Provided material =

□ □ □ □ □ □ □

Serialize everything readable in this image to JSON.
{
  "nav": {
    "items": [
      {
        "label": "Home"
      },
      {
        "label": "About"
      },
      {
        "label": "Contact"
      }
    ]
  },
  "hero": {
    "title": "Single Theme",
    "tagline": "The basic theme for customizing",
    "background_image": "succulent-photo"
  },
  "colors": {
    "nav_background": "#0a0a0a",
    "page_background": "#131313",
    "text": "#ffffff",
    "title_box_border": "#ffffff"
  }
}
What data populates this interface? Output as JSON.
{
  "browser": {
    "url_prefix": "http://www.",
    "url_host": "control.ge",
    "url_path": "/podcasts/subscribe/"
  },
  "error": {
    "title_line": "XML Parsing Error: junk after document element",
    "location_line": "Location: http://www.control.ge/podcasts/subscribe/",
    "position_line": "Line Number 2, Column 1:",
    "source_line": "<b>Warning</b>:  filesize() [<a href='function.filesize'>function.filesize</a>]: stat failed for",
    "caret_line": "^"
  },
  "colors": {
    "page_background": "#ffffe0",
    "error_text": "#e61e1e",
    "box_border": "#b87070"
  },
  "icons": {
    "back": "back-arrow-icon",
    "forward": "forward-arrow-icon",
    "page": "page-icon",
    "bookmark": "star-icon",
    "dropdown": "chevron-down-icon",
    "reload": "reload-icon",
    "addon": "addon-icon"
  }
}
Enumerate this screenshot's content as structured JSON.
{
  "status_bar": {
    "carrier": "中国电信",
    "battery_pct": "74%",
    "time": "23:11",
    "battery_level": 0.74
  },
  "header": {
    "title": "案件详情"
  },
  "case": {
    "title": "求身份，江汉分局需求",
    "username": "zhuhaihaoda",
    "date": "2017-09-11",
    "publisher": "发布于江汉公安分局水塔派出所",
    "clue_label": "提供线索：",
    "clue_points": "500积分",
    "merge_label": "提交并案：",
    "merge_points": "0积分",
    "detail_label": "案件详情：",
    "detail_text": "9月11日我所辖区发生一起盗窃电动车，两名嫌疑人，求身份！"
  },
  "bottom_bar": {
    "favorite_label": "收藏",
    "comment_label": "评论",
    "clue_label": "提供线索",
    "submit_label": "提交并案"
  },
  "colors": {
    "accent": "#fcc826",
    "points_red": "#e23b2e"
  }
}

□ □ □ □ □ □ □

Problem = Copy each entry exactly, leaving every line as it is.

Solution for this problem =
Serialize everything readable in this image to JSON.
{
  "nav": {
    "items": [
      {
        "label": "Home"
      },
      {
        "label": "About"
      },
      {
        "label": "Contact"
      }
    ]
  },
  "hero": {
    "title": "Single Theme",
    "tagline": "The basic theme for customizing",
    "background_image": "succulent-photo"
  },
  "colors": {
    "nav_background": "#0a0a0a",
    "page_background": "#131313",
    "text": "#ffffff",
    "title_box_border": "#ffffff"
  }
}
What data populates this interface? Output as JSON.
{
  "browser": {
    "url_prefix": "http://www.",
    "url_host": "control.ge",
    "url_path": "/podcasts/subscribe/"
  },
  "error": {
    "title_line": "XML Parsing Error: junk after document element",
    "location_line": "Location: http://www.control.ge/podcasts/subscribe/",
    "position_line": "Line Number 2, Column 1:",
    "source_line": "<b>Warning</b>:  filesize() [<a href='function.filesize'>function.filesize</a>]: stat failed for",
    "caret_line": "^"
  },
  "colors": {
    "page_background": "#ffffe0",
    "error_text": "#e61e1e",
    "box_border": "#b87070"
  },
  "icons": {
    "back": "back-arrow-icon",
    "forward": "forward-arrow-icon",
    "page": "page-icon",
    "bookmark": "star-icon",
    "dropdown": "chevron-down-icon",
    "reload": "reload-icon",
    "addon": "addon-icon"
  }
}
Enumerate this screenshot's content as structured JSON.
{
  "status_bar": {
    "carrier": "中国电信",
    "battery_pct": "74%",
    "time": "23:11",
    "battery_level": 0.74
  },
  "header": {
    "title": "案件详情"
  },
  "case": {
    "title": "求身份，江汉分局需求",
    "username": "zhuhaihaoda",
    "date": "2017-09-11",
    "publisher": "发布于江汉公安分局水塔派出所",
    "clue_label": "提供线索：",
    "clue_points": "500积分",
    "merge_label": "提交并案：",
    "merge_points": "0积分",
    "detail_label": "案件详情：",
    "detail_text": "9月11日我所辖区发生一起盗窃电动车，两名嫌疑人，求身份！"
  },
  "bottom_bar": {
    "favorite_label": "收藏",
    "comment_label": "评论",
    "clue_label": "提供线索",
    "submit_label": "提交并案"
  },
  "colors": {
    "accent": "#fcc826",
    "points_red": "#e23b2e"
  }
}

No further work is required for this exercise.